A Bigger Issue

Perhaps the biggest issue, not yet discussed, are the other problems from drug abuse. A lawsuit against big pharma for fueling the opioid crisis is not going to do justice to someone who started off on opioids and is now using heroin. And a lawsuit isn’t going to do anything for someone who has died. 

In 2017, Ohio launched a major lawsuit against 5 pharmaceutical companies who manufactured opioids, among them Johnson and Johnson, Teva, and Purdue Pharma. One of the statistics given to a judge was the number of people treated in Cuyahoga County hospitals for drug-related health problems: 9191 cases, up from previous years by 21%. Cuyahoga County is one of the hardest-hit counties in Ohio, and in 2016 2 people were dying every day from drug overdoses.

The hardest part of the opioid epidemic is figuring out the actual cost estimate.
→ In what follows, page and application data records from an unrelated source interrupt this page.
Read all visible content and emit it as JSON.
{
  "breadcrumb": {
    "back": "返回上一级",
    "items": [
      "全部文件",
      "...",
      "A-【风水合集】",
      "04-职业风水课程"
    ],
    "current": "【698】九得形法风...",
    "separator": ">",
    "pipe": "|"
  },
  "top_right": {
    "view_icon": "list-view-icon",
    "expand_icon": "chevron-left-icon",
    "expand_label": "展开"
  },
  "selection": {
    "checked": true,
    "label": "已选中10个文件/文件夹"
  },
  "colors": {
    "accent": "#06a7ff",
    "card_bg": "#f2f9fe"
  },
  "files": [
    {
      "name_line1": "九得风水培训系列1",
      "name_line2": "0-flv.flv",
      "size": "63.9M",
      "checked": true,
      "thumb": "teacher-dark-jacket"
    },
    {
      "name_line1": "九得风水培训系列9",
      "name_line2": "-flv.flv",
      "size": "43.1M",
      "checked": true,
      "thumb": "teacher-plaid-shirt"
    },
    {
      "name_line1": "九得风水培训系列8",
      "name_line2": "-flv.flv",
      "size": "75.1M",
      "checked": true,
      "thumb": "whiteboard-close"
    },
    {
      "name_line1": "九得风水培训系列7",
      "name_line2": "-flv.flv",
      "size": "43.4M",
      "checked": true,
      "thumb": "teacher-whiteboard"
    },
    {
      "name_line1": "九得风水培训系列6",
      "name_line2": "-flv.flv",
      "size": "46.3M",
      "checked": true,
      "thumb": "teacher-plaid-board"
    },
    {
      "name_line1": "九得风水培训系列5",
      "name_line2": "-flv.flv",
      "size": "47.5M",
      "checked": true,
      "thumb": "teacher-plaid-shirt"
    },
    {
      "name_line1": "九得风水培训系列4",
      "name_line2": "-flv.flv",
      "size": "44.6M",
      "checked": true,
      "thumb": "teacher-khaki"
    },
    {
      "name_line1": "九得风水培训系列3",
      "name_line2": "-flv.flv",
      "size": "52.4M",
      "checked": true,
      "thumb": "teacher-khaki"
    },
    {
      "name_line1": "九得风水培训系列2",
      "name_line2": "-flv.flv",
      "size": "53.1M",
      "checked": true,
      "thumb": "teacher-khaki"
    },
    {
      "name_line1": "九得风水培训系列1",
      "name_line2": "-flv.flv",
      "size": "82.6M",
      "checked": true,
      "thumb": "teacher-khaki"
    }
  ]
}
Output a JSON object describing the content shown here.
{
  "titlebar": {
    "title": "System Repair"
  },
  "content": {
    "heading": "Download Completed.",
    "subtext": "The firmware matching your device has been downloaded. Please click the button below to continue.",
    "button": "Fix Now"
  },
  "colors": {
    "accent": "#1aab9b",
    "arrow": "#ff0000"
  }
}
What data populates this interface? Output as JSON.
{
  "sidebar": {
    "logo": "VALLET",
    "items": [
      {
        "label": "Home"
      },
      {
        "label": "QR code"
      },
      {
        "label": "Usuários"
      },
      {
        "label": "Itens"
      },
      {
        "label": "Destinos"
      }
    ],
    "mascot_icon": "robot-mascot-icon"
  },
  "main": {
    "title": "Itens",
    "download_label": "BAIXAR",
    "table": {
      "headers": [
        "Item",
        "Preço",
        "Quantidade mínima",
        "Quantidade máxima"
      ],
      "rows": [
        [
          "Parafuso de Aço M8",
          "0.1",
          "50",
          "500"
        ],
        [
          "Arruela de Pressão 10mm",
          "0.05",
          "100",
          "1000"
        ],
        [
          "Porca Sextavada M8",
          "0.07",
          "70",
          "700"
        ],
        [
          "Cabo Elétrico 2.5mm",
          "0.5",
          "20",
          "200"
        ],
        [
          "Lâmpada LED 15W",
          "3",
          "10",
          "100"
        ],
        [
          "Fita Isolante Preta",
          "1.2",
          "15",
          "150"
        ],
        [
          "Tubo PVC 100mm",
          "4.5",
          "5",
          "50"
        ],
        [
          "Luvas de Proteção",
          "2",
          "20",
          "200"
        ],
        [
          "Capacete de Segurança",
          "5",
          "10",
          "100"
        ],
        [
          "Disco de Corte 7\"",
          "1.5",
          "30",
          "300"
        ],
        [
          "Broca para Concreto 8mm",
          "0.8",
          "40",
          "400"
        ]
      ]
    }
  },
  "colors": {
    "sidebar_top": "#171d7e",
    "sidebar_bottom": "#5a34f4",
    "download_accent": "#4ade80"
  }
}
Conservative costs of the epidemic start around $70 billion and go upwards from there. Everyone has been affected, from small towns to large cities. The cost in lives might be incalculable; after all, what is the value of a life? In the case of the opioid crisis, what is the value of 70,000 lives? 100,000 lives? If a heroin addict goes to a hospital, and the heroin addict is a heroin addict because of an addiction nurtured by OxyContin or Percocet, should big pharma pay? And what is the cost?

Pharmaceutical companies are fighting these lawsuits tooth and nail, and because of settlements, big pharmaceutical companies have yet to be held culpable for their role in pushing billions of pain pills throughout the United States that resulted in the deaths of hundreds of thousands of people. THAT is why the Johnson and Johnson lawsuit is so important: if J&J is found guilty, then all the lawsuits against them, and the lawsuits against the other pharma companies, will continue and the companies will have to start undoing all the damage they have caused.

-- Jacob Greenberg